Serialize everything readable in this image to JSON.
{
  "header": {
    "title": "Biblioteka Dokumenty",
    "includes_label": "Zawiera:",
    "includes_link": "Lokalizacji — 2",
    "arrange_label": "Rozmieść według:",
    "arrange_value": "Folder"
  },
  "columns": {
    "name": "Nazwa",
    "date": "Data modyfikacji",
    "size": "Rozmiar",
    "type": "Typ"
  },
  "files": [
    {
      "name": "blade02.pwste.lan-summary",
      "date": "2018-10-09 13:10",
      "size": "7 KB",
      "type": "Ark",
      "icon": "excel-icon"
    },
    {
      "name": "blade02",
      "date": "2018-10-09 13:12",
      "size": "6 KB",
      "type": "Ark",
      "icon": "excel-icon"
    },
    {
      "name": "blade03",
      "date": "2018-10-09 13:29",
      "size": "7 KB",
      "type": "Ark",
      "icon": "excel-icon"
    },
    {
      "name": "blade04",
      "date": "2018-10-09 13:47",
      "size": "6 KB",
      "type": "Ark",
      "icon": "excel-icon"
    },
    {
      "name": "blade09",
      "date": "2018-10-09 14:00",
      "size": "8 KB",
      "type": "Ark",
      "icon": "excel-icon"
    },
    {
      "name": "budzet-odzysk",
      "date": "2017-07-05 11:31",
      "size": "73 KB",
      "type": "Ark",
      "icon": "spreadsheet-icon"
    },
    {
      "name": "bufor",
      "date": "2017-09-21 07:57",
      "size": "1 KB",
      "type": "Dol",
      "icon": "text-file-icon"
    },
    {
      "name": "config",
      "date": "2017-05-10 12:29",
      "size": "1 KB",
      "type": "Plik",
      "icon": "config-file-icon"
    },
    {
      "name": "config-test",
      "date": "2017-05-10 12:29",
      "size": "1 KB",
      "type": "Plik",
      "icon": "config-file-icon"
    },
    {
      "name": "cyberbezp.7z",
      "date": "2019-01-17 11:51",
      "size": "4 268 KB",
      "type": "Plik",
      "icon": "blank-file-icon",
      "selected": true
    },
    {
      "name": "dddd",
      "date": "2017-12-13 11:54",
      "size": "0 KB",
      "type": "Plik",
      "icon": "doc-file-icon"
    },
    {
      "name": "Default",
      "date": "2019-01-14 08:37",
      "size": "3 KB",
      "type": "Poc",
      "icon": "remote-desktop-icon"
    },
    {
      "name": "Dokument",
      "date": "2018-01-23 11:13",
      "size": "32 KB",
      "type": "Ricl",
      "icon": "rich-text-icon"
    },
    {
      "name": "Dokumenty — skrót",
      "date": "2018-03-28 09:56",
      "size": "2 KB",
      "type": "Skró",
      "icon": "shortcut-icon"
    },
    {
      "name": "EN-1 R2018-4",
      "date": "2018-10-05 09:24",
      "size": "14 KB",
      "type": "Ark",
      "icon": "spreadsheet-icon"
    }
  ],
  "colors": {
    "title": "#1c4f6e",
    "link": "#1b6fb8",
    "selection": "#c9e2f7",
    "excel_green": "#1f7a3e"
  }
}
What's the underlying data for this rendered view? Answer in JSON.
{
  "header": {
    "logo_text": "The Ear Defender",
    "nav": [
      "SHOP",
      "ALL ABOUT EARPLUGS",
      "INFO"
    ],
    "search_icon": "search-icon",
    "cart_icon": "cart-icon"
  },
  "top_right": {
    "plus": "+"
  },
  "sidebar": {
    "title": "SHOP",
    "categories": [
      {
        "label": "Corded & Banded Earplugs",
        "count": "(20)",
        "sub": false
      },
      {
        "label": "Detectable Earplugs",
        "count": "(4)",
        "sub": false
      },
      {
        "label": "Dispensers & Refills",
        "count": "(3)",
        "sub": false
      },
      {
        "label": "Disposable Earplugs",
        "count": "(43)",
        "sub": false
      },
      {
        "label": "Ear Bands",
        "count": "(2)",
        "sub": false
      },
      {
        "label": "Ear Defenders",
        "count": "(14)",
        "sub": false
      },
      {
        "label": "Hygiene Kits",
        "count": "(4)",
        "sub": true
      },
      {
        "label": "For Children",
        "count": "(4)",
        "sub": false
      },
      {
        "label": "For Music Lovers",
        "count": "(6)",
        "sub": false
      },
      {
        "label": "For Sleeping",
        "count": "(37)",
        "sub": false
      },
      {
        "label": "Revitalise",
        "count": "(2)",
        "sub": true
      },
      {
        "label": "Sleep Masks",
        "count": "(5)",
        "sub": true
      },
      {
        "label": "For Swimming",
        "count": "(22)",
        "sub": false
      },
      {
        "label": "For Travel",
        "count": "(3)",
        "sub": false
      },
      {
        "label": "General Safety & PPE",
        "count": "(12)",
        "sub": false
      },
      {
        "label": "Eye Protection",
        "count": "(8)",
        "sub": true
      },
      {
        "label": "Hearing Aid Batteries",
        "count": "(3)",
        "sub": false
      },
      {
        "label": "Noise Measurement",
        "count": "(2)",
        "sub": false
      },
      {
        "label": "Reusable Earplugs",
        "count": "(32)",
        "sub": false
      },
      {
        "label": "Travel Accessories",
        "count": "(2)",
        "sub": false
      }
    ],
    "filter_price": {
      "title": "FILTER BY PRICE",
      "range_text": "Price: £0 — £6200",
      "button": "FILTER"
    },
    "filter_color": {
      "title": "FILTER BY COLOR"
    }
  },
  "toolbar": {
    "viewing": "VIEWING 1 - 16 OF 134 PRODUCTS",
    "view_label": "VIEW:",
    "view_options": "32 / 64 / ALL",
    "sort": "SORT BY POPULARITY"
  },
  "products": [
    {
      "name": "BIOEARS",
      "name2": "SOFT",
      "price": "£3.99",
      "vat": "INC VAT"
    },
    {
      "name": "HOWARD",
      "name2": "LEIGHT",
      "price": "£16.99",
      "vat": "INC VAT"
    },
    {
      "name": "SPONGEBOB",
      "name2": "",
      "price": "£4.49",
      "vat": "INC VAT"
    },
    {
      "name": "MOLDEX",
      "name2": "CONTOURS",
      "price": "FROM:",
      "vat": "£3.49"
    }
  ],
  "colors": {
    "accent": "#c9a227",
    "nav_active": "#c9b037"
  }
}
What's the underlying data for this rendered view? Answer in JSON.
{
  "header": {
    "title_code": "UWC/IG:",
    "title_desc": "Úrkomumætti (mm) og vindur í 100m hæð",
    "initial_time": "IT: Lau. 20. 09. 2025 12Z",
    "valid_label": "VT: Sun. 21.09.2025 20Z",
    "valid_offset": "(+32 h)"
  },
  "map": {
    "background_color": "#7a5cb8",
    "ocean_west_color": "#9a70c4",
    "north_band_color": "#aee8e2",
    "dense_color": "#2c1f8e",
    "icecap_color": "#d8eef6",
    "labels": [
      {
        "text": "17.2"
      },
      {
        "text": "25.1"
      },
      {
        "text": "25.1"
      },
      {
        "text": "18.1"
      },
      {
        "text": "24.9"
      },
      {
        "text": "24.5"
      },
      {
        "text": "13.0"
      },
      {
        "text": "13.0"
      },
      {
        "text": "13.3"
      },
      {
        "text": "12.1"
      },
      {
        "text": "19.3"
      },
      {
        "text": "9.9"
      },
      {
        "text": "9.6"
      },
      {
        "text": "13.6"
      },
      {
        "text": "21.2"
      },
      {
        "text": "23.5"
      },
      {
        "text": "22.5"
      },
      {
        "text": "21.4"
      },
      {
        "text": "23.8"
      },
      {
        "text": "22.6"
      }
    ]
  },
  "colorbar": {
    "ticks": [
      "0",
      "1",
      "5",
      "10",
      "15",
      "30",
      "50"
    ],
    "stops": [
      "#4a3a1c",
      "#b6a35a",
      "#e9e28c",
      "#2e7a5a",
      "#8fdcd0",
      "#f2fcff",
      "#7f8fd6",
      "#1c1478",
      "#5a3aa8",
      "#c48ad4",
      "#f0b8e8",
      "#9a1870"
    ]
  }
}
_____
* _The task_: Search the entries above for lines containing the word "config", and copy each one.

* _Task solution_:
      "name": "config",
      "icon": "config-file-icon"
      "name": "config-test",
      "icon": "config-file-icon"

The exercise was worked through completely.